Clinical research studies can pose risks such as illness, injury, adverse reactions, and even death to participants. Although most research-related study sponsors are willing to pay for the costs of some subject injuries, they are not willing to pay for costs incurred due to an institution’s mistakes, reckless or negligent behavior, or failure to follow proper protocol for the study.
Sponsors will also not typically pay for adverse events or allergic reactions that may have occurred even if the study participant was not involved in the study. Before entering a clinical trial, participants should understand “subject injury” liability and the contingencies outlined in their CTA.
The Language of Subject Injury
Physical and psychological research-related injuries, ranging from minor to severe, can occur as a result of participation in a clinical trial or research study and often require various types of medical treatments that can quickly become expensive and overwhelming. Unfortunately, the language in research study contracts that discusses injury liability is often vague or filled with contingencies that are difficult to understand. This language explains who is liable for damages in the event that patient illness, injury, adverse reaction, or death occurs as a result of the clinical study.
The topic of subject injury is typically addressed in two places within the agreement or contract – the clinical trial agreement (CTA) and the informed consent form (ICF).
- CTA – The clinical trial agreement contains legal jargon that discusses specific details regarding compensation for any injuries that occur as a result of the clinical trial. It also discusses any contingencies connected to injury payments.
- ICF – The informed consent form is usually written in straightforward language that most patients can understand. It informs patients who participate in clinical trials on how subject injury costs will be covered.

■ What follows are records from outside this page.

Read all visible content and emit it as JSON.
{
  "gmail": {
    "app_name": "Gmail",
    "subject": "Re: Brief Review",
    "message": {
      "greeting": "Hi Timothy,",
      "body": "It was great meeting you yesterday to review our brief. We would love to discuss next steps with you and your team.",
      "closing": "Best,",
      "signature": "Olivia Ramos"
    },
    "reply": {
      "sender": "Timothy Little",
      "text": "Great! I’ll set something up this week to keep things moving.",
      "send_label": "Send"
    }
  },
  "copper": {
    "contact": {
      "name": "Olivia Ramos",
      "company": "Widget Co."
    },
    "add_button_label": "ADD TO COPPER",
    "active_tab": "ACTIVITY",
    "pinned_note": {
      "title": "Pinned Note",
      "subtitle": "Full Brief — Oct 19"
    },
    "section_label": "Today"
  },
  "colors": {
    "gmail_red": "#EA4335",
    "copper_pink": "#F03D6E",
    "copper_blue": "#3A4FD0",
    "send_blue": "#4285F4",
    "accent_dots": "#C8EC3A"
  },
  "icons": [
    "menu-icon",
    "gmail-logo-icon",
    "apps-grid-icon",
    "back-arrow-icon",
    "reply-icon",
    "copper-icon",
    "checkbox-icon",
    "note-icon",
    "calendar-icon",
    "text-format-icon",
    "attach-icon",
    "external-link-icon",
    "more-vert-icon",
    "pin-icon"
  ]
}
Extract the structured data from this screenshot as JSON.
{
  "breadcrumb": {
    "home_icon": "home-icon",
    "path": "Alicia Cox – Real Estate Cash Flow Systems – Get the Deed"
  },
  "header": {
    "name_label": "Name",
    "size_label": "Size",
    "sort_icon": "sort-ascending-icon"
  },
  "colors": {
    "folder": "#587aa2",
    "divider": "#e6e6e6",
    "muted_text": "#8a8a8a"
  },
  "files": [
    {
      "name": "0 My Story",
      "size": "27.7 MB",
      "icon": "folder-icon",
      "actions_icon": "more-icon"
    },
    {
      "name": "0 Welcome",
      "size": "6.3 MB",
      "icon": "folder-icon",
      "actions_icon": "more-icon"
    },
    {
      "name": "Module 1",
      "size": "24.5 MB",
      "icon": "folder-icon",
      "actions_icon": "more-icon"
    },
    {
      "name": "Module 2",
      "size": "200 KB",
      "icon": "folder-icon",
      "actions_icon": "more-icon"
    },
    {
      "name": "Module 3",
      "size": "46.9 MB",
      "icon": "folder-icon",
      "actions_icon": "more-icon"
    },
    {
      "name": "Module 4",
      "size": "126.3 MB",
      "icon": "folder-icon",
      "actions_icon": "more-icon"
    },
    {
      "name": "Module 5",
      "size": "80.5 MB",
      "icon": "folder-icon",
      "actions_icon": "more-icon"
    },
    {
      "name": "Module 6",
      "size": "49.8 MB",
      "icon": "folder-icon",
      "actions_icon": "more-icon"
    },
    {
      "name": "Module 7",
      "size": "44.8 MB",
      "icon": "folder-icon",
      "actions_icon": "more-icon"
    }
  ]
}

Participants in clinical trials should fully understand the language of CTAs and ICFs before signing an agreement or contract. CTAs often limit the definition of an eligible injury to only those that are caused by a new drug or device being studied, rather than encompassing broader procedures or other drugs that might be used during the study. Others may limit the definition of subject injury to physical injuries only. If psychological illness or injury occurs, damages will not be paid.
If you or a family member was seriously injured, call a Las Vegas personal injury attorney at Cogburn Law Offices today for a free case consultation.